--- START ---
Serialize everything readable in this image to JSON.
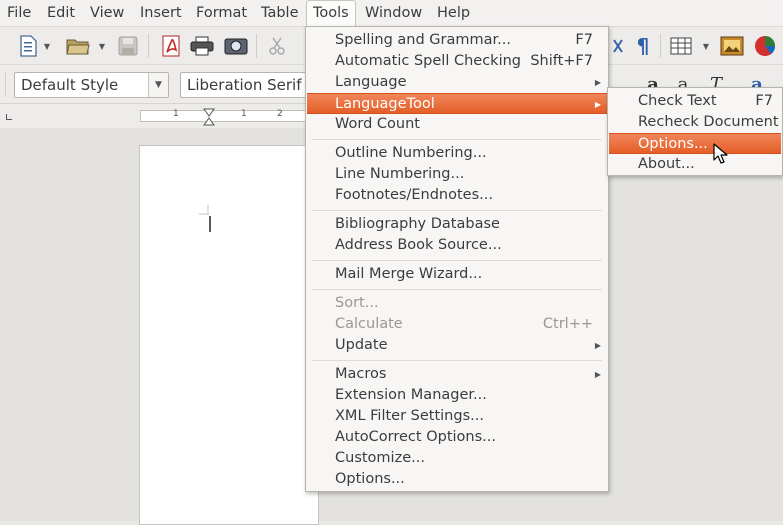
{
  "menubar": {
    "items": [
      {
        "label": "File"
      },
      {
        "label": "Edit"
      },
      {
        "label": "View"
      },
      {
        "label": "Insert"
      },
      {
        "label": "Format"
      },
      {
        "label": "Table"
      },
      {
        "label": "Tools"
      },
      {
        "label": "Window"
      },
      {
        "label": "Help"
      }
    ]
  },
  "toolbar": {
    "paragraph_style": "Default Style",
    "font_name": "Liberation Serif"
  },
  "tools_menu": {
    "items": [
      {
        "label": "Spelling and Grammar...",
        "shortcut": "F7"
      },
      {
        "label": "Automatic Spell Checking",
        "shortcut": "Shift+F7"
      },
      {
        "label": "Language"
      },
      {
        "label": "LanguageTool"
      },
      {
        "label": "Word Count"
      },
      {
        "label": "Outline Numbering..."
      },
      {
        "label": "Line Numbering..."
      },
      {
        "label": "Footnotes/Endnotes..."
      },
      {
        "label": "Bibliography Database"
      },
      {
        "label": "Address Book Source..."
      },
      {
        "label": "Mail Merge Wizard..."
      },
      {
        "label": "Sort..."
      },
      {
        "label": "Calculate",
        "shortcut": "Ctrl++"
      },
      {
        "label": "Update"
      },
      {
        "label": "Macros"
      },
      {
        "label": "Extension Manager..."
      },
      {
        "label": "XML Filter Settings..."
      },
      {
        "label": "AutoCorrect Options..."
      },
      {
        "label": "Customize..."
      },
      {
        "label": "Options..."
      }
    ]
  },
  "languagetool_menu": {
    "items": [
      {
        "label": "Check Text",
        "shortcut": "F7"
      },
      {
        "label": "Recheck Document"
      },
      {
        "label": "Options..."
      },
      {
        "label": "About..."
      }
    ]
  },
  "ruler": {
    "tick1": "1",
    "tick2": "1",
    "tick3": "2"
  },
  "colors": {
    "highlight": "#e8692f",
    "menu_bg": "#f7f6f5"
  }
}
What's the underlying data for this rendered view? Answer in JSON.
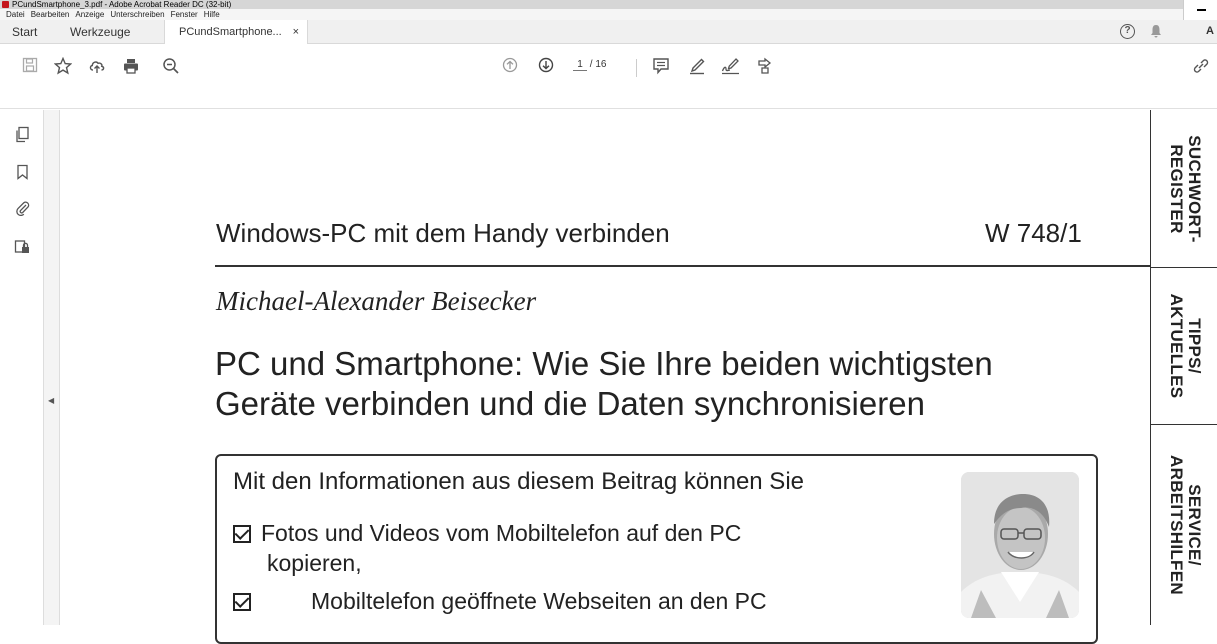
{
  "window": {
    "title": "PCundSmartphone_3.pdf - Adobe Acrobat Reader DC (32-bit)"
  },
  "menu": {
    "items": [
      "Datei",
      "Bearbeiten",
      "Anzeige",
      "Unterschreiben",
      "Fenster",
      "Hilfe"
    ]
  },
  "tabs": {
    "start": "Start",
    "tools": "Werkzeuge",
    "document": "PCundSmartphone...",
    "close_glyph": "×",
    "help_glyph": "?",
    "account_glyph": "A"
  },
  "toolbar": {
    "current_page": "1",
    "page_total": "/ 16"
  },
  "document": {
    "running_head": "Windows-PC mit dem Handy verbinden",
    "section_number": "W 748/1",
    "author": "Michael-Alexander Beisecker",
    "headline_line1": "PC und Smartphone: Wie Sie Ihre beiden wichtigsten",
    "headline_line2": "Geräte verbinden und die Daten synchronisieren",
    "box_heading": "Mit den Informationen aus diesem Beitrag können Sie",
    "box_item1_line1": "Fotos und Videos vom Mobiltelefon auf den PC",
    "box_item1_line2": "kopieren,",
    "box_item2_partial": "Mobiltelefon geöffnete Webseiten an den PC"
  },
  "side_tabs": {
    "tab1_line1": "SUCHWORT-",
    "tab1_line2": "REGISTER",
    "tab2_line1": "TIPPS/",
    "tab2_line2": "AKTUELLES",
    "tab3_line1": "SERVICE/",
    "tab3_line2": "ARBEITSHILFEN"
  },
  "colors": {
    "acrobat_red": "#c4161c",
    "toolbar_icon": "#555555",
    "page_text": "#222222"
  }
}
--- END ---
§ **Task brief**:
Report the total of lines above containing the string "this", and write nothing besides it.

§ **Solution below**:
2